Dolphin Discovery, the largest operator of dolphin parks in the world, has announced a proposal to develop a new captive dolphin facility on the Caribbean island of St. Lucia.
The proposed site is within the Pigeon Island National Landmark, an important cultural and historical reserve that in 1979, was designated as a national park by the government of St. Lucia. At present, Pigeon Island is one of the top tourist destinations in St. Lucia, appreciated for its unblemished natural surroundings and historical sites.
The announcement of this proposal drew an immediate response from the family of Robert J. Devaux, the Founding Director of the St. Lucia Natural Trust, which originally created the national park and currently manages the Pigeon Island National Landmark. In an open letter to the Prime Minister, the family of Mr. Devaux argued against the proposed development, citing both the loss of natural space and animal cruelty implications of permitting a captive dolphin facility in the area. While the need for economic growth is recognized, the Devaux letter suggests that rather than add yet another dolphin facility to the Caribbean, “…we should be trying to elevate the rest of St. Lucia to be more like Pigeon Island, instead of trying to diminish Pigeon Island to make it more like everywhere else.”
The local community of St. Lucia has also spoken out against the development, with an online petition against the facility garnering over 29K signatures to date. Interestingly, a petition in support of a facility on St. Lucia has also been posted, containing only 265 signatures. Increased economic development, including job creation are cited as reasons to approve the development, yet that petition indicates only 32 direct permanent jobs will be created by the facility. In truth, most of the profits earned by a Dolphin Discovery facility would go to its foreign owners, not to the local community.
Dolphin Discovery currently operates ten dolphin facilities in the Caribbean islands, and an additional seven in the Mexican Caribbean, though it has had its share of controversy at several locations. In 2004, a Dolphin Discovery facility in Antigua was forcefully closed by the government due to drainage problems and land use violations, which reportedly led to a similar closure at their original Anguilla facility in 2007.
Ceta Base has estimated there are some 240 dolphins — both wild-caught and captive-bred — in facilities across the Caribbean, and that most of the wild dolphins hailed from Cuba, Honduras and the Gulf of Mexico.

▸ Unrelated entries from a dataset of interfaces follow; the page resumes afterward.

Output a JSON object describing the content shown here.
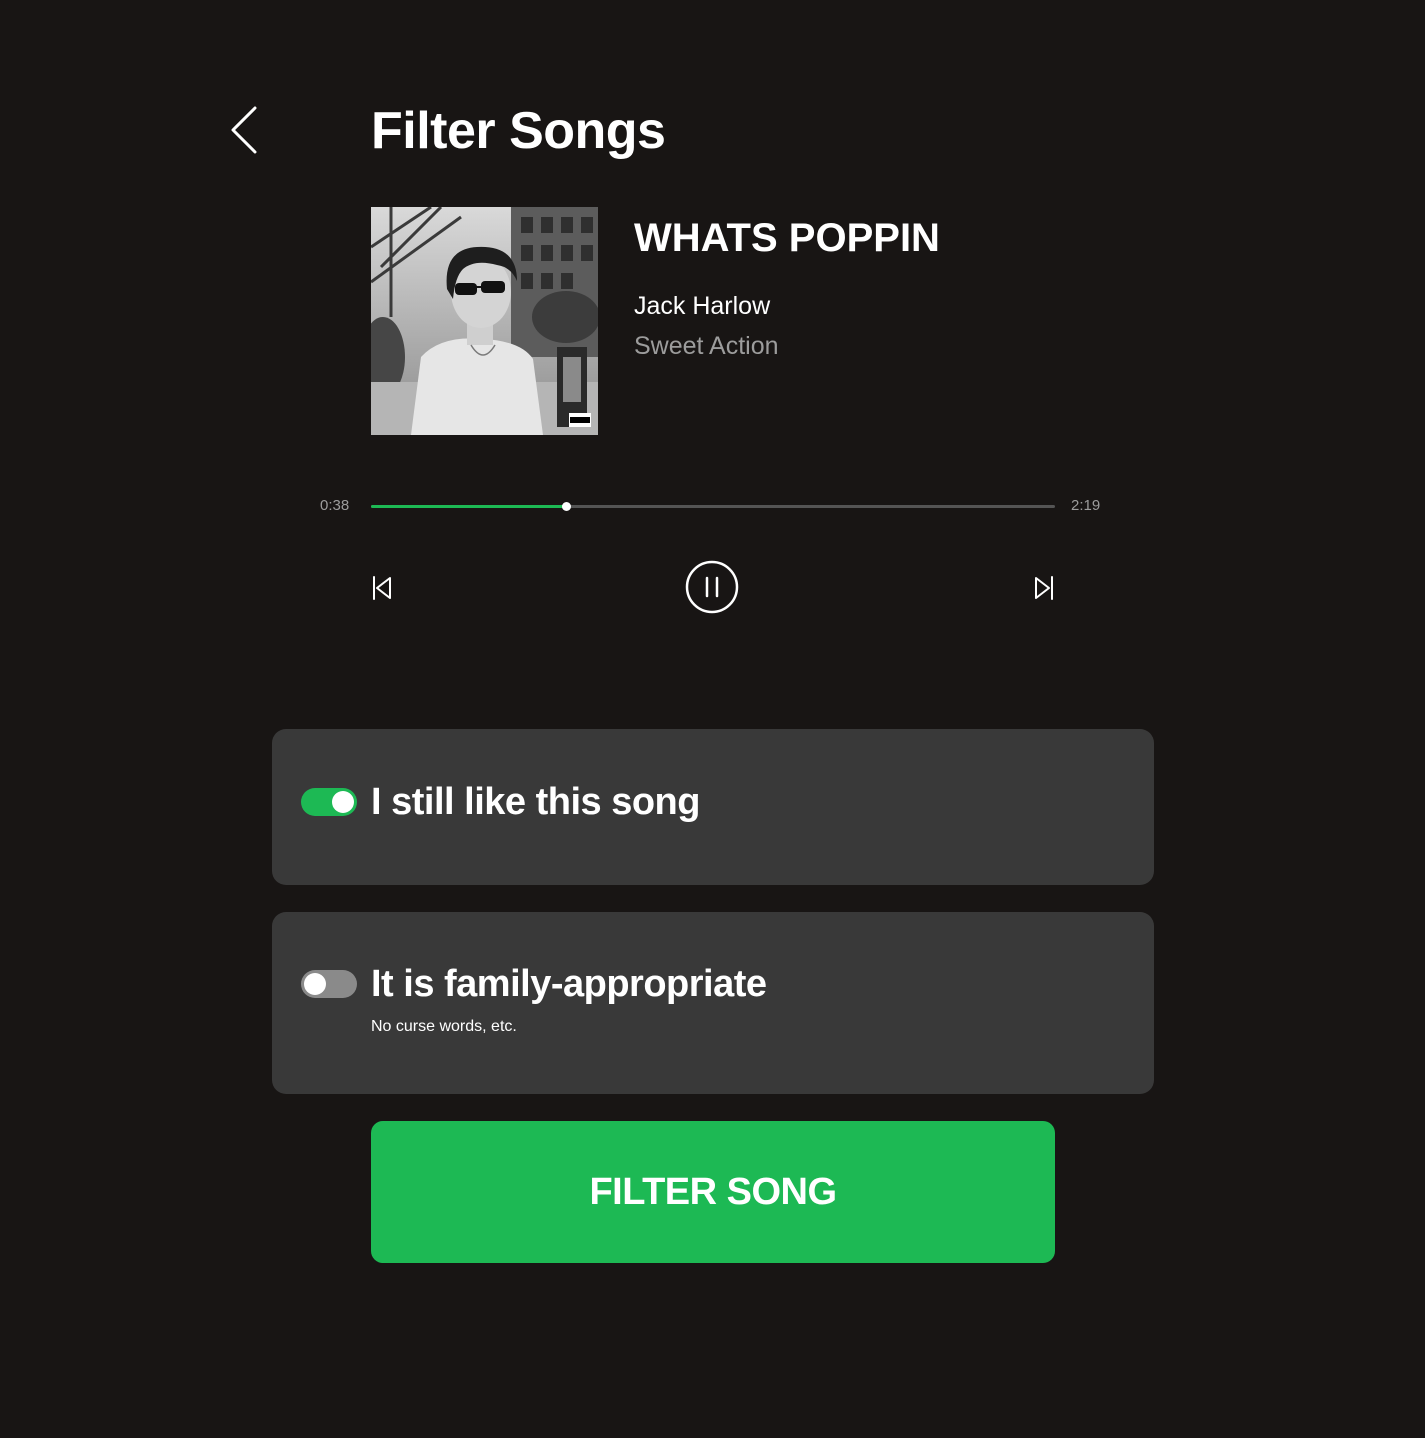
{
  "header": {
    "title": "Filter Songs",
    "back_icon": "chevron-left-icon"
  },
  "track": {
    "title": "WHATS POPPIN",
    "artist": "Jack Harlow",
    "album": "Sweet Action",
    "artwork": "album-cover-image"
  },
  "player": {
    "elapsed": "0:38",
    "duration": "2:19",
    "progress_fraction": 0.285,
    "state": "playing",
    "icons": {
      "previous": "skip-back-icon",
      "pause": "pause-circle-icon",
      "next": "skip-forward-icon"
    }
  },
  "filters": [
    {
      "label": "I still like this song",
      "sublabel": "",
      "enabled": true
    },
    {
      "label": "It is family-appropriate",
      "sublabel": "No curse words, etc.",
      "enabled": false
    }
  ],
  "action": {
    "label": "FILTER SONG"
  },
  "colors": {
    "background": "#181514",
    "card": "#393939",
    "accent": "#1db954",
    "muted_text": "#9c9c9c",
    "toggle_off": "#8a8a8a"
  }
}
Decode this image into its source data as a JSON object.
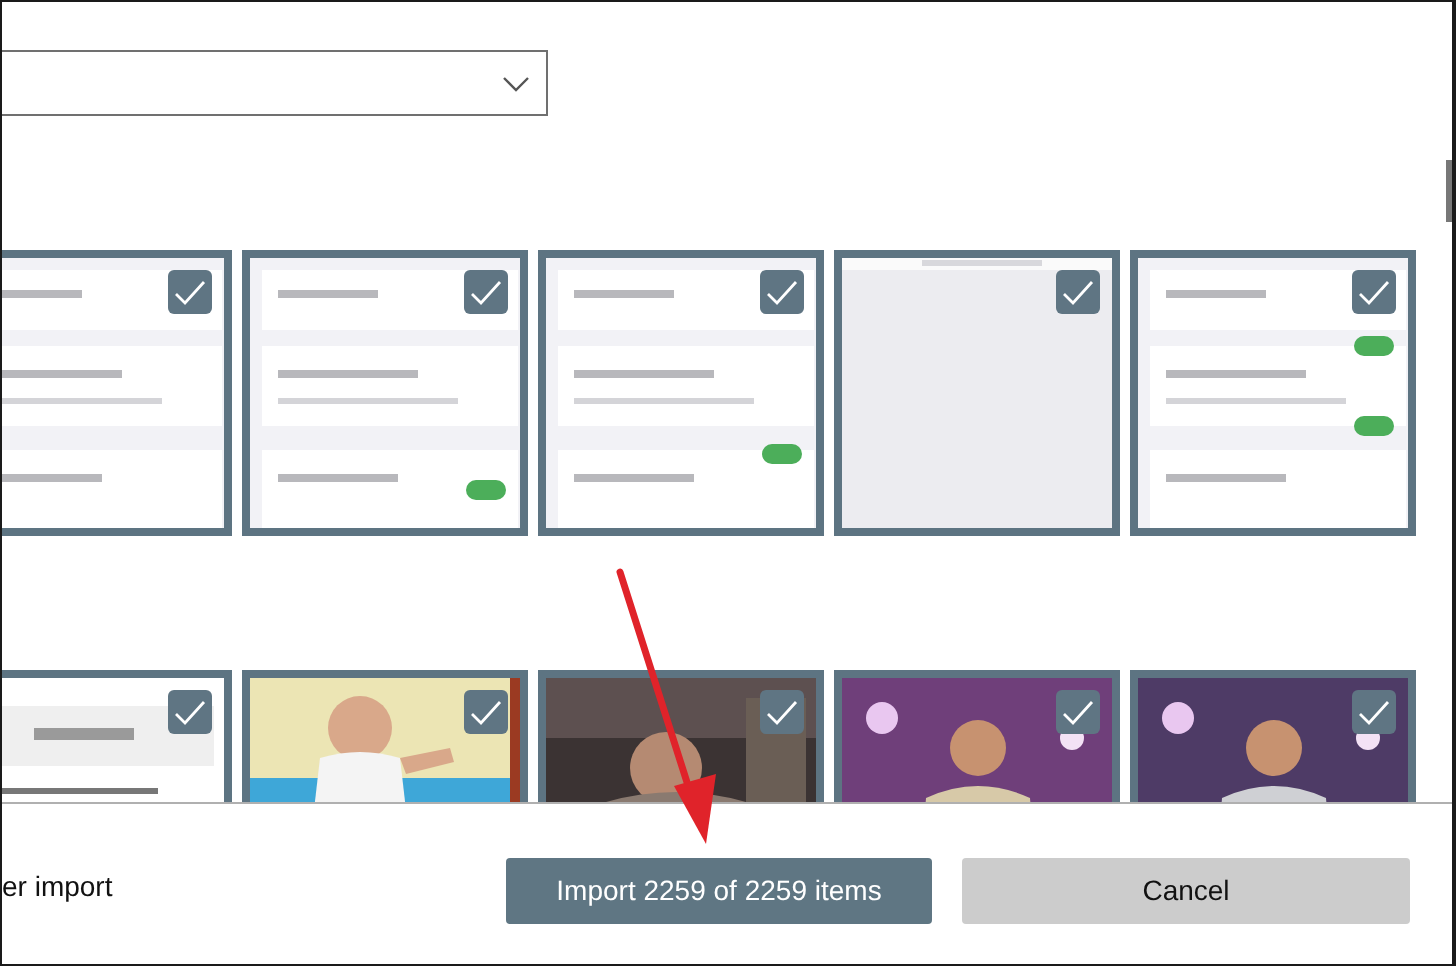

Drawing largely on the cruise and tourist crowd, the company’s expansion throughout the region has served to normalize abusive swim-with-dolphin experiences and turn them into a standard tourist activity. Forced to interact with an endless array of guests, the mammals endure unimaginable suffering, all for the sake of profit.
HOW YOU CAN HELP